Fun with Genealogy: U.S. President John Tyler, Born in 1790, Has Two Living Grandsons
Ah, the joys of genealogy – where a little digging into one’s past can uncover a previously unknown but prominent relation or simply go a long way toward explaining quirks that seem to run in the family.
Take, for example, John Tyler. the 10th president of the United States, born in 1790 – 222 years ago. His TWO grandsons are still alive today.
Tyler was vice-president of the U.S. under President William Henry Harrison, who is notable for having both the longest inaugural address in history (more than 2 hours) and shortest time in office (he died 32 days into his presidency). Tyler ascended to the president’s chair in April of 1841 (the first vice-president to do), though he’s generally considered among historians to be one of the least effective/consequential men to hold the position.
Evidently, Tyler was more prolific in the bedroom than he was in the Oval Office. He holds the record for most children by an American president, with 15, and was also the first president to marry while in office.
After the death of his first wife, Tyler married Julia Gardiner in 1844, and their fifth child, born in 1853 (when Tyler was 63), was named Lyon Gardiner Tyler.
The younger Tyler also married twice and had six children. As well, he apparently inherited his father’s penchant for producing offspring at an advanced age, as two of his sons were born when Lyon Tyler was in his 70s.
Lyon Gardiner Tyler Jr. was born in 1924, when Lyon Tyler was 71. Harrison Ruffin Tyler was born in 1928, when Lyon Tyler was 75. These two men, who are the grandsons of President John Tyler, are still alive today. Harrison, according to SherwoodForest.org, a website that chronicles John Tyler’s life and family, presides over the upkeep of the Tyler family’s historic house.
As far as President John Tyler goes, his story doesn’t end happily. Along with being dismissed as a presidential dud, he joined the South during the Civil War and even served in the Confederate House of Representatives.

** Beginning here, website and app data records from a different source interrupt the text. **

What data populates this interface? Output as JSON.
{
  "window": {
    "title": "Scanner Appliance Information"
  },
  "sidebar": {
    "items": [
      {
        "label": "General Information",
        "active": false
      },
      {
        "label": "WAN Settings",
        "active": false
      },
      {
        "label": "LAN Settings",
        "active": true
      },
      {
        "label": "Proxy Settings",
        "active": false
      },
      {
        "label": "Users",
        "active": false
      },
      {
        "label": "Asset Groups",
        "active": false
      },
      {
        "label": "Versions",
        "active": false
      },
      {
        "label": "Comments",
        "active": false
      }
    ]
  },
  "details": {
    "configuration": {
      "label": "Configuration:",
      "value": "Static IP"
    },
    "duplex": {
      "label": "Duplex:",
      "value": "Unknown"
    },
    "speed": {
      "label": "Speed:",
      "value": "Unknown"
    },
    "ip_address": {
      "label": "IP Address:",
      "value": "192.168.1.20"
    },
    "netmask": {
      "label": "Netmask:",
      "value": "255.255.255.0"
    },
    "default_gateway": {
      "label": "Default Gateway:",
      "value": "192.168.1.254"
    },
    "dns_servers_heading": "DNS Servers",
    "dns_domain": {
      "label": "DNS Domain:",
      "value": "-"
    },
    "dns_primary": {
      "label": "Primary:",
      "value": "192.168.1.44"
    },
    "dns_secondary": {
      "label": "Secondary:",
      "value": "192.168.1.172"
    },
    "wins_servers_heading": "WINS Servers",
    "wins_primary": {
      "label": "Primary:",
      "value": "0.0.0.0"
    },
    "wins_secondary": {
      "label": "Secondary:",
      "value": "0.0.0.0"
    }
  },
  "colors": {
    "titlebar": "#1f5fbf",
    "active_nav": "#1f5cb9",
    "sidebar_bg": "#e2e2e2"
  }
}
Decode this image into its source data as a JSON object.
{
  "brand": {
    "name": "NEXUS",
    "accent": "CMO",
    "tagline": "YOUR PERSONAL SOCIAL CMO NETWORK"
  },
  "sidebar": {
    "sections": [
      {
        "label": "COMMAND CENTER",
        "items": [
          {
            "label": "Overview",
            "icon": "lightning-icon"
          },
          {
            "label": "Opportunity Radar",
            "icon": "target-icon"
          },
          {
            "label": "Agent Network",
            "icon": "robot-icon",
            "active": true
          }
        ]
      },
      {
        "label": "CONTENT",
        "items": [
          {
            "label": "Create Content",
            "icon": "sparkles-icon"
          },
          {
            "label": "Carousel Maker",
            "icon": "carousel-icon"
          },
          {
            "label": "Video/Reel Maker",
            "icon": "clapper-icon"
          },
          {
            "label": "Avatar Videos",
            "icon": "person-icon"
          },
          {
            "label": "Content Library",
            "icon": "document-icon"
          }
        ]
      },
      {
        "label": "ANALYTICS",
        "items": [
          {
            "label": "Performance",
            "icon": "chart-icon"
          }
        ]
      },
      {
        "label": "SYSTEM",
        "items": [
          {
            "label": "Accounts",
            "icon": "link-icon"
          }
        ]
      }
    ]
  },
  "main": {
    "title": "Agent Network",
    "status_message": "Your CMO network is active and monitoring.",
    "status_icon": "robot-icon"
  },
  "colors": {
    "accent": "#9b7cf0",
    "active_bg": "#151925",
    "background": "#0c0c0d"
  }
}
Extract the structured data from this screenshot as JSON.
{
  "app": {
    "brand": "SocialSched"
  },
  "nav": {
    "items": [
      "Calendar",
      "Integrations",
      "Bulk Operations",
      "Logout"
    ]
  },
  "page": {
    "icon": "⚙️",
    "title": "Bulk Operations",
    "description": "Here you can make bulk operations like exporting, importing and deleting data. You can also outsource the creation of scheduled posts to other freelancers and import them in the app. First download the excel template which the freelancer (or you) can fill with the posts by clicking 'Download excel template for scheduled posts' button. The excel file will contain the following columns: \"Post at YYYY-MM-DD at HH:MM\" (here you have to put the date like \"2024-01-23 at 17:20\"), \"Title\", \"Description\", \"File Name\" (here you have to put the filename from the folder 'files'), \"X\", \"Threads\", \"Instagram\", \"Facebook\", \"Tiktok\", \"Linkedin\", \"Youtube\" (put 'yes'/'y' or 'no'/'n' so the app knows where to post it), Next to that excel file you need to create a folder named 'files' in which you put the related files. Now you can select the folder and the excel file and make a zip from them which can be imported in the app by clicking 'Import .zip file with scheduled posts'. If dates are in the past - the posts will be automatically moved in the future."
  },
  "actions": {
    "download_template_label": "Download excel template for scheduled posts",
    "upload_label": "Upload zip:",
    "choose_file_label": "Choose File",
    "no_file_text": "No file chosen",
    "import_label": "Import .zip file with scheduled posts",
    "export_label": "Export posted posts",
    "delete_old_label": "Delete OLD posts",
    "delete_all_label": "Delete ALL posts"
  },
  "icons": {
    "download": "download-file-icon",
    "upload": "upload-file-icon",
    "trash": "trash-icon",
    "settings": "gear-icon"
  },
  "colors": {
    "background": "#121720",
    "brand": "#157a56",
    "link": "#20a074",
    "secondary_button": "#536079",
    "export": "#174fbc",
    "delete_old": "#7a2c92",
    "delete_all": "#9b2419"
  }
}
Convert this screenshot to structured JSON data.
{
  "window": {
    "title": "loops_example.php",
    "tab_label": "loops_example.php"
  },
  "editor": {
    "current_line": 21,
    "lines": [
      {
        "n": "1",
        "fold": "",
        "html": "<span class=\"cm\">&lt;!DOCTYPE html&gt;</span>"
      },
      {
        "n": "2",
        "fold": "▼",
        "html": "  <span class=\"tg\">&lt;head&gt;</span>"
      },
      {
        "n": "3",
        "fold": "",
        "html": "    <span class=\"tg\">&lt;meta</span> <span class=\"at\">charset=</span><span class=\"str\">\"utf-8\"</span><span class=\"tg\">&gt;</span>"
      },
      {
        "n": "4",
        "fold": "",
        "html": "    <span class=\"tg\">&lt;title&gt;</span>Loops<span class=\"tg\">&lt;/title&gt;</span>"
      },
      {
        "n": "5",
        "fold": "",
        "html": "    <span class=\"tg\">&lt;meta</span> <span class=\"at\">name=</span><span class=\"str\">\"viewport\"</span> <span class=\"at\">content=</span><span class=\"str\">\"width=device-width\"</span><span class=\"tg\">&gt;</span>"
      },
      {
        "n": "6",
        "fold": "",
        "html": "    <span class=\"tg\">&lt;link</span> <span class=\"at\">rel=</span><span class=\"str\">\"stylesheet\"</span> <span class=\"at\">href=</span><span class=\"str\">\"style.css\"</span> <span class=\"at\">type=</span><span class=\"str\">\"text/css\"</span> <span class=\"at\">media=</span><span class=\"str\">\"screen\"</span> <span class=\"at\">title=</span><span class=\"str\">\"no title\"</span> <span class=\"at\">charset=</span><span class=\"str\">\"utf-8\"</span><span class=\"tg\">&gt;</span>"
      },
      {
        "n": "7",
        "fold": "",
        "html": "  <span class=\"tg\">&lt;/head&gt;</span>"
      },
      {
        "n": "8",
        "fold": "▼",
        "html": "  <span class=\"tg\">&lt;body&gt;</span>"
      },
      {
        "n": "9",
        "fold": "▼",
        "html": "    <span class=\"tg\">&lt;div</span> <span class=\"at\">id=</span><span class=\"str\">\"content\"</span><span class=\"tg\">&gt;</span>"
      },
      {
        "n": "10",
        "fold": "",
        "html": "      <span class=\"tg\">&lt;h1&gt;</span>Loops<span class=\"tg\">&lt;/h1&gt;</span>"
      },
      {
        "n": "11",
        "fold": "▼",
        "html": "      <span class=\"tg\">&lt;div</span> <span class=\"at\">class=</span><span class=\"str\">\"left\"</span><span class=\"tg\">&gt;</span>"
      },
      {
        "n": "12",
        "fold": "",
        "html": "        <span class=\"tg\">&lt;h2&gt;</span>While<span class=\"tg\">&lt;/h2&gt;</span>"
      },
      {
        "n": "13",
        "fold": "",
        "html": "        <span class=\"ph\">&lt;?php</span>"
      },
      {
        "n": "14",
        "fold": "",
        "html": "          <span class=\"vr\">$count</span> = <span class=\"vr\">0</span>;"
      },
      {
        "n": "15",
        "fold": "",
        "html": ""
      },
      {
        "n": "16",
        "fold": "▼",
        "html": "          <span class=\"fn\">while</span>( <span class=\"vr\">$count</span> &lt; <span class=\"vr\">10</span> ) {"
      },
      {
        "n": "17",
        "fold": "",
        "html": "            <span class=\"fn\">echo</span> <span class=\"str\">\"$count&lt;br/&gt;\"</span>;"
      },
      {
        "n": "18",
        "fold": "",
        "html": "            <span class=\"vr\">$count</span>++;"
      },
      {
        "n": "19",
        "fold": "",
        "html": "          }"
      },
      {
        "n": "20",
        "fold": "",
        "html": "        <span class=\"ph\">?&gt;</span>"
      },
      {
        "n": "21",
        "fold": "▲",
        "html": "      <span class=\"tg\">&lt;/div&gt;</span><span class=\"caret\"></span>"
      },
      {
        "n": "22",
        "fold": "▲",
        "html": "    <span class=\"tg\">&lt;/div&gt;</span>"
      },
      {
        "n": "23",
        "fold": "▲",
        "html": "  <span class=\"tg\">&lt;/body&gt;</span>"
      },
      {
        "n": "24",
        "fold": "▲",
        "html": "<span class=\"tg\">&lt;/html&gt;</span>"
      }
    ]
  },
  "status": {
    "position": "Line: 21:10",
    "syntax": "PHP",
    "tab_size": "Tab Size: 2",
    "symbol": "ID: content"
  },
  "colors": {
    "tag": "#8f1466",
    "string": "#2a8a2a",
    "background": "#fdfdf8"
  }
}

As a result, his death is the only one of all U.S. presidents not to be formally mourned by Washington.
BONUS Presidential genealogy courtesy of Yahoo.com:
The oldest living presidential child is John Eisenhower, who served as U.S. ambassador to Belgium from 1969 to 1971. He turns 90 this year.
The oldest living grandchild of a former U.S. president is James Garfield’s granddaughter, 99-year-old Jane Garfield. James Garfield served as 20th president of the United States until 1881, when he was assassinated.